WORK INSTRUCTION
Nothing belongs in the answer except the lines of the material that include "driverStmt".

EXCERPTED RECORDS
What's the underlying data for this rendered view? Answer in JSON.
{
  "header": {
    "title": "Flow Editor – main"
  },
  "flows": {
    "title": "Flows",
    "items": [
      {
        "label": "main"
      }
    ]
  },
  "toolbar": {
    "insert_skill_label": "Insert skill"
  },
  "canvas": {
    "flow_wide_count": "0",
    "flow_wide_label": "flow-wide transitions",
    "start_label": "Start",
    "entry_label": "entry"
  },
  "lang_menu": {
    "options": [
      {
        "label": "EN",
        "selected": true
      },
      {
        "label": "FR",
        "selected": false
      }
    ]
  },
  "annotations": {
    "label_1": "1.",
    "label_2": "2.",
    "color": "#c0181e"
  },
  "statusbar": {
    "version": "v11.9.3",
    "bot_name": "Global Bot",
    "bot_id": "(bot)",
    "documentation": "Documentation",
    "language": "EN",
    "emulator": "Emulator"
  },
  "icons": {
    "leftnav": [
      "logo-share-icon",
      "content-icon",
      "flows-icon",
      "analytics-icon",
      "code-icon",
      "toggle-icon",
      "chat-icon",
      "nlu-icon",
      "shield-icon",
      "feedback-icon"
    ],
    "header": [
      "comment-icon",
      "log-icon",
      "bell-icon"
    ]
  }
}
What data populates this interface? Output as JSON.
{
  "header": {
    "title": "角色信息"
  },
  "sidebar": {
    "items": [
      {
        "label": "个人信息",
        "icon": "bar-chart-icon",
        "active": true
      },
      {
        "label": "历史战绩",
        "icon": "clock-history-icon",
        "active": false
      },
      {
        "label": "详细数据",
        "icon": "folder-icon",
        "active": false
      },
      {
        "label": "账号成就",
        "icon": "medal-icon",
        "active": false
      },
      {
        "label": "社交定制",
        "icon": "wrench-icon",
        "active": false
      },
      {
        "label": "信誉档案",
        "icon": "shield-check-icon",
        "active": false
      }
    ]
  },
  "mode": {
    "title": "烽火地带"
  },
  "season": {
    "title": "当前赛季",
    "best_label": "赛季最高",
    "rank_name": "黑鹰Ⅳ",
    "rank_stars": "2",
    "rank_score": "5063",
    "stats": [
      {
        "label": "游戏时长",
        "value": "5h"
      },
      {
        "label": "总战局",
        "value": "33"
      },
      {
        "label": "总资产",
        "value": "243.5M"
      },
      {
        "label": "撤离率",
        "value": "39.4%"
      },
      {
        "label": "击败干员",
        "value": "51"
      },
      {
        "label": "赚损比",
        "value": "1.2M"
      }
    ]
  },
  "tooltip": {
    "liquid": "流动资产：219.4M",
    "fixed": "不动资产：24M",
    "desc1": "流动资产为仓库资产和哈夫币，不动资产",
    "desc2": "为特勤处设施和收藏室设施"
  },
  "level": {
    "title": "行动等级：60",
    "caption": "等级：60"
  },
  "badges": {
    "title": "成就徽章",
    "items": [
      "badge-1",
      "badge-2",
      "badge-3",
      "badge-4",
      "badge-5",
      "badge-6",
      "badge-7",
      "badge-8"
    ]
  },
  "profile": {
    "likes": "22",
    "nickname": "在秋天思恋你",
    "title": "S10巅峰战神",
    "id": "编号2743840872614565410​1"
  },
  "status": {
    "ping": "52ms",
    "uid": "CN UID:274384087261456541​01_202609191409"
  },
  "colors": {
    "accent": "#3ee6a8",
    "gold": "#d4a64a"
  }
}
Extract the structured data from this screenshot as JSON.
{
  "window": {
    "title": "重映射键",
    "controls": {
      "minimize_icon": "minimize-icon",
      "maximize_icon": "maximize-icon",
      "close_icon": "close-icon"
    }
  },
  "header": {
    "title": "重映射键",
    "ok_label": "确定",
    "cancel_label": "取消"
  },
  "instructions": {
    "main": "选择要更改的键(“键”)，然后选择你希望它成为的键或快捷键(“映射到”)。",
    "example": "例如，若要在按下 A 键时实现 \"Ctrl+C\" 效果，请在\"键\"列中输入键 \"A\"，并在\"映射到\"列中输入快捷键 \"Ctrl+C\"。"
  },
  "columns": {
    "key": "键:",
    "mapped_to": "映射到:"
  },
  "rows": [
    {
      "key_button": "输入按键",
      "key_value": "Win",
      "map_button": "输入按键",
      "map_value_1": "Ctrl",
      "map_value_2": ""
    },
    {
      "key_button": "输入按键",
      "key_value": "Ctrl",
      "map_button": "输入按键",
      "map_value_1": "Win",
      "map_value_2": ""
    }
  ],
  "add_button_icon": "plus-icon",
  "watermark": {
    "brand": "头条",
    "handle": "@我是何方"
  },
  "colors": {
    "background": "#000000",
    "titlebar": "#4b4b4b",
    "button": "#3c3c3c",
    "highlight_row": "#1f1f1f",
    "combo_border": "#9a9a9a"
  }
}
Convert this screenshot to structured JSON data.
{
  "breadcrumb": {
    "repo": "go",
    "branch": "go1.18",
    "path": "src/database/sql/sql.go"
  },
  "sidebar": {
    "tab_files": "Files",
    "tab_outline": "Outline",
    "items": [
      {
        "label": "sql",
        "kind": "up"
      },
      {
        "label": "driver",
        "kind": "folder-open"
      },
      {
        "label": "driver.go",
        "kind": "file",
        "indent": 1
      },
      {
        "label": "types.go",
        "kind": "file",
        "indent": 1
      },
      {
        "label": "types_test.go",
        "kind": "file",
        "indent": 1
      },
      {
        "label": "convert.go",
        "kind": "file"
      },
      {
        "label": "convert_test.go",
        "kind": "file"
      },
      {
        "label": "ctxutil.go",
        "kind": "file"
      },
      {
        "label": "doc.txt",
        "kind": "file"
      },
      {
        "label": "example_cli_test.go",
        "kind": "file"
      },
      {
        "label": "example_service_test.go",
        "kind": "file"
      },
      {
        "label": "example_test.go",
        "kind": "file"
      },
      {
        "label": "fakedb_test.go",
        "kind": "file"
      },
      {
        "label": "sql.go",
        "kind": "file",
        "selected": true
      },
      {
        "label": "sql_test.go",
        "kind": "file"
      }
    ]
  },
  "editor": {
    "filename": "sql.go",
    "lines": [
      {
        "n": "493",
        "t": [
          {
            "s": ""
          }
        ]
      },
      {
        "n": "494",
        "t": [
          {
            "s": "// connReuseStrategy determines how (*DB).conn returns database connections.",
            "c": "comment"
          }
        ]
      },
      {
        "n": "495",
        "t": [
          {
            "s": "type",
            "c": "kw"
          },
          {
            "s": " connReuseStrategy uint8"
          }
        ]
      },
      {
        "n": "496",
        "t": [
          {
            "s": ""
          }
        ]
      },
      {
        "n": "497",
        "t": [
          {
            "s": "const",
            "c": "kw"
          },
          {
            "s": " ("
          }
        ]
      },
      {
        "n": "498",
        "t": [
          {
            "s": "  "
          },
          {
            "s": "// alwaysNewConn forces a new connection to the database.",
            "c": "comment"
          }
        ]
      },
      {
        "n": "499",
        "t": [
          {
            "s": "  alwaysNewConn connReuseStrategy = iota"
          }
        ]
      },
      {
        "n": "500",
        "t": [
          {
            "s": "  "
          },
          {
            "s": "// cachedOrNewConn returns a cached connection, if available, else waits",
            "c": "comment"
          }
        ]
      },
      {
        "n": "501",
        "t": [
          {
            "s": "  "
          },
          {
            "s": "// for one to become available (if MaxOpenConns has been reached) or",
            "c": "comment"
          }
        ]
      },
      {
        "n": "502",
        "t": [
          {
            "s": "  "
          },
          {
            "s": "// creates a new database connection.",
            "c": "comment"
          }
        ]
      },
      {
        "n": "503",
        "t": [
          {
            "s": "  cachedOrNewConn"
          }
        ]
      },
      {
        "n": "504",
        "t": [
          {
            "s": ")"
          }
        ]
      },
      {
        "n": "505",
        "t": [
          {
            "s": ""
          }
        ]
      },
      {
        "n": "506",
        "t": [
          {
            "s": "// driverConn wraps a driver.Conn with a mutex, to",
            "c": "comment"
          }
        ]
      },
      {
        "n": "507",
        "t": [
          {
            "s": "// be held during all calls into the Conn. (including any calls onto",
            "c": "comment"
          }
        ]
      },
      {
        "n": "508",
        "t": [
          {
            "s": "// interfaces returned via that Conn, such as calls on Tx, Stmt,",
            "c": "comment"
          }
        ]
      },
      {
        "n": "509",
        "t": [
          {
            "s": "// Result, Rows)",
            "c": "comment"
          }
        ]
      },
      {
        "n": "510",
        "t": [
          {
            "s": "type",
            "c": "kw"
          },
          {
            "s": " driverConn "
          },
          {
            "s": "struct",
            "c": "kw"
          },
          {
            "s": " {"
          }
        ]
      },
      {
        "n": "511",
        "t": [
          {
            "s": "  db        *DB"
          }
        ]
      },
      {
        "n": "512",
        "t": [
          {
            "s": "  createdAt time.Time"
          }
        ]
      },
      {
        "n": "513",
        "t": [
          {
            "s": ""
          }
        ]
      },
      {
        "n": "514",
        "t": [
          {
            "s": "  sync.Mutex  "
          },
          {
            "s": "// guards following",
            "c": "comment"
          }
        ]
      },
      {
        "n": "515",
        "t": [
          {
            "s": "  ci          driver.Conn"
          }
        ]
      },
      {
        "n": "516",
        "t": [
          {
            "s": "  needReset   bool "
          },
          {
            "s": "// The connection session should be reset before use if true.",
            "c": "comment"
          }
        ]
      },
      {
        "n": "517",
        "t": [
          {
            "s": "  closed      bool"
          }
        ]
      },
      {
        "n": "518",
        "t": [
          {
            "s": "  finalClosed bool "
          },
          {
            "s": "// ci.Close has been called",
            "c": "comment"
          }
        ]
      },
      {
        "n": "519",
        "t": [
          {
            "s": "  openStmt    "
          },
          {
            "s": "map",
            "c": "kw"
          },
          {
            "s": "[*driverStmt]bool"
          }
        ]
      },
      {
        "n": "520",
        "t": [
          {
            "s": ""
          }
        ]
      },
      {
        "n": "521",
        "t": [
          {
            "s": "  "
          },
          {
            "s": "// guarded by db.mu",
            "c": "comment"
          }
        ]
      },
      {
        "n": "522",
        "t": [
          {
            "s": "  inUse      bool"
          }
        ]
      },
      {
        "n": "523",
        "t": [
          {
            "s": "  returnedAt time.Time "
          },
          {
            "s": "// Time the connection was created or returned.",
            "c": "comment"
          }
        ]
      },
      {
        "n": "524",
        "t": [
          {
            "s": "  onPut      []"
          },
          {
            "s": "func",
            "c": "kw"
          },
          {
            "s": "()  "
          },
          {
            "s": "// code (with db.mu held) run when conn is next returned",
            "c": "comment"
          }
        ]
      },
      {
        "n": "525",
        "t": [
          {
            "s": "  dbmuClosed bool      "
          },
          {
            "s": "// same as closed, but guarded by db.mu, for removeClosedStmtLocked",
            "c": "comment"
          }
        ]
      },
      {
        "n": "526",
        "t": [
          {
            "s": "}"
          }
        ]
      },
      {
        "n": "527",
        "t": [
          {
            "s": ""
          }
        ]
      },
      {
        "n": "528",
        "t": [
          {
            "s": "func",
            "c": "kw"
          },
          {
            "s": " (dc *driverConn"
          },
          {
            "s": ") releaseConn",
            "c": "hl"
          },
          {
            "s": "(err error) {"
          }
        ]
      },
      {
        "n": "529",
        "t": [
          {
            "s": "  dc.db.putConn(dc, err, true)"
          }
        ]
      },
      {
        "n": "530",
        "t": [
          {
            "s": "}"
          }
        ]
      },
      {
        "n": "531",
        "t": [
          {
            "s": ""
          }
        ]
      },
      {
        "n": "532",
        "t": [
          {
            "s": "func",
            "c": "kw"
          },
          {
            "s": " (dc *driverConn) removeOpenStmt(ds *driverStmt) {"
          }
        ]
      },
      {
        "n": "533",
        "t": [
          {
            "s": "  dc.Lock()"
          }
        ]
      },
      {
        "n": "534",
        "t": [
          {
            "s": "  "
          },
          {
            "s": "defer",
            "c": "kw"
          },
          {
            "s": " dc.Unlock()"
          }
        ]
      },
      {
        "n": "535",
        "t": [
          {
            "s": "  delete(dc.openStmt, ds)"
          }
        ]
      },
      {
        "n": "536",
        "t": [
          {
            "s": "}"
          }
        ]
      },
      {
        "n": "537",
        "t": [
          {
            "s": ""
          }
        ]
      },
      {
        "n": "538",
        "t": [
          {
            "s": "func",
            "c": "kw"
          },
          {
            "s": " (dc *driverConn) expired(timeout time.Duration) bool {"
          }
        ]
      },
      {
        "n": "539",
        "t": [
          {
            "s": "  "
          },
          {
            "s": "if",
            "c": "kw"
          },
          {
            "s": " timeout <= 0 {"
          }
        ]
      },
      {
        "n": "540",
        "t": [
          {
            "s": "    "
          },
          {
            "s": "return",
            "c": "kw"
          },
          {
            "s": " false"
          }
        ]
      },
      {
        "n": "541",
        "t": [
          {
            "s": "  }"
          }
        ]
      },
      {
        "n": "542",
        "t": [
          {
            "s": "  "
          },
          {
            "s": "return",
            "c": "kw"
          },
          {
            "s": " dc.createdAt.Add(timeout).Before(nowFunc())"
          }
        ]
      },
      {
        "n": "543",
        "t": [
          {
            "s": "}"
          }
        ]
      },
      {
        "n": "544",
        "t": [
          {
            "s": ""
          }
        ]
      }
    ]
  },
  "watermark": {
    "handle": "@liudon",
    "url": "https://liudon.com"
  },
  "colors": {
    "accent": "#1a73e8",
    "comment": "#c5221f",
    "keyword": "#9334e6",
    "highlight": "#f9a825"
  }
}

RESULT OF THIS EXERCISE
            "s": "[*driverStmt]bool"
            "s": " (dc *driverConn) removeOpenStmt(ds *driverStmt) {"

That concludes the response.